Heartbreaking in a way only sheer beauty can be, Craig Thompson’s Habibi is a celebration: of love, lust, and the human need for company.
A world of magic, marvels, and miracles; a world borrowed, stolen, yet far moved from the innocence of the happily-ever-afters.
The Transmetropolitan series of graphic novels is satiric, dark, and wonderfully profane.
Bryan Talbot’s The Tale of One Bad Rat should be forced on to everyone with half a working mind and half a decent heart.
Grant Morrison’s Kill Your Boyfriend is brilliant because it is darkly humorous, satirical, and poetically unjust.
Mister Wonderful is not a book I would read too many times, but definitely a book I would want everyone to read at least once.
Neil Gaiman’s Death: The High Cost of Living makes you realise how Death is kind, compassionate, loyal, and brave.
It’s always easy to start off a tale of apocalypse, but sustaining the pace, the twists, and the appeal of the tale is not easy.

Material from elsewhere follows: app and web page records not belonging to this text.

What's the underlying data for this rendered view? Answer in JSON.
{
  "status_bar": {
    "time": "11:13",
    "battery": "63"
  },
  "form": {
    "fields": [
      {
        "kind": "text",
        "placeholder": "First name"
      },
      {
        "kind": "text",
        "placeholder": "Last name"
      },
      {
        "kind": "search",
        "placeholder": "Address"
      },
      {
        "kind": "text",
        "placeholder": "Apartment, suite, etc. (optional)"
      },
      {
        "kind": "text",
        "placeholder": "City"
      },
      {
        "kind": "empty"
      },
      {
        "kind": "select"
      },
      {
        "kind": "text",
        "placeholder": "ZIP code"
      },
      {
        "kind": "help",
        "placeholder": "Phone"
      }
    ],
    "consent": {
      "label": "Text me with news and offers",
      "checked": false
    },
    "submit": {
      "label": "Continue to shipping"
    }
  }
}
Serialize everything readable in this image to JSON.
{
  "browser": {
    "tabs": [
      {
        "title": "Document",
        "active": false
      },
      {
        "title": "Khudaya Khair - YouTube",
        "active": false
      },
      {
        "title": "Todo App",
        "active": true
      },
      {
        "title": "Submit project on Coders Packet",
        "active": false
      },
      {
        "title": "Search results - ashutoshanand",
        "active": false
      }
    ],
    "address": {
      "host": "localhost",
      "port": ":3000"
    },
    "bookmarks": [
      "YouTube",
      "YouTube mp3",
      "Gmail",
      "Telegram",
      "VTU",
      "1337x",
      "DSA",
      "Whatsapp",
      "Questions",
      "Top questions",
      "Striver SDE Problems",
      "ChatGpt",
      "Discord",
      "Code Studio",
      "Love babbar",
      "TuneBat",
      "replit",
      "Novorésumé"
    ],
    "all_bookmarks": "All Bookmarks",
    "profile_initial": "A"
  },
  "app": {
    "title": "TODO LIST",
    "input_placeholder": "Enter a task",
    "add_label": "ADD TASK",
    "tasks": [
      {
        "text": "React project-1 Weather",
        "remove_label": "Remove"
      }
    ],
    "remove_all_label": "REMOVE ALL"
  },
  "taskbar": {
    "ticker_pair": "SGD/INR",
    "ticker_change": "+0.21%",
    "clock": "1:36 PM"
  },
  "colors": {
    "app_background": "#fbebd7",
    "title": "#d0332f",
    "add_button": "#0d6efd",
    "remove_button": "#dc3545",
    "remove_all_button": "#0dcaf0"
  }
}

A book with a plot that cleverly weaves in emotions as the narration digresses from the usual fare of bloodthirsty violence.
Witness the Joker’s transformation from a joke-spewing man of wits to a drain-rat, thirsty for power and ruled by insanity.
Kolkata, 2010 · Photograph by Sreejita Biswas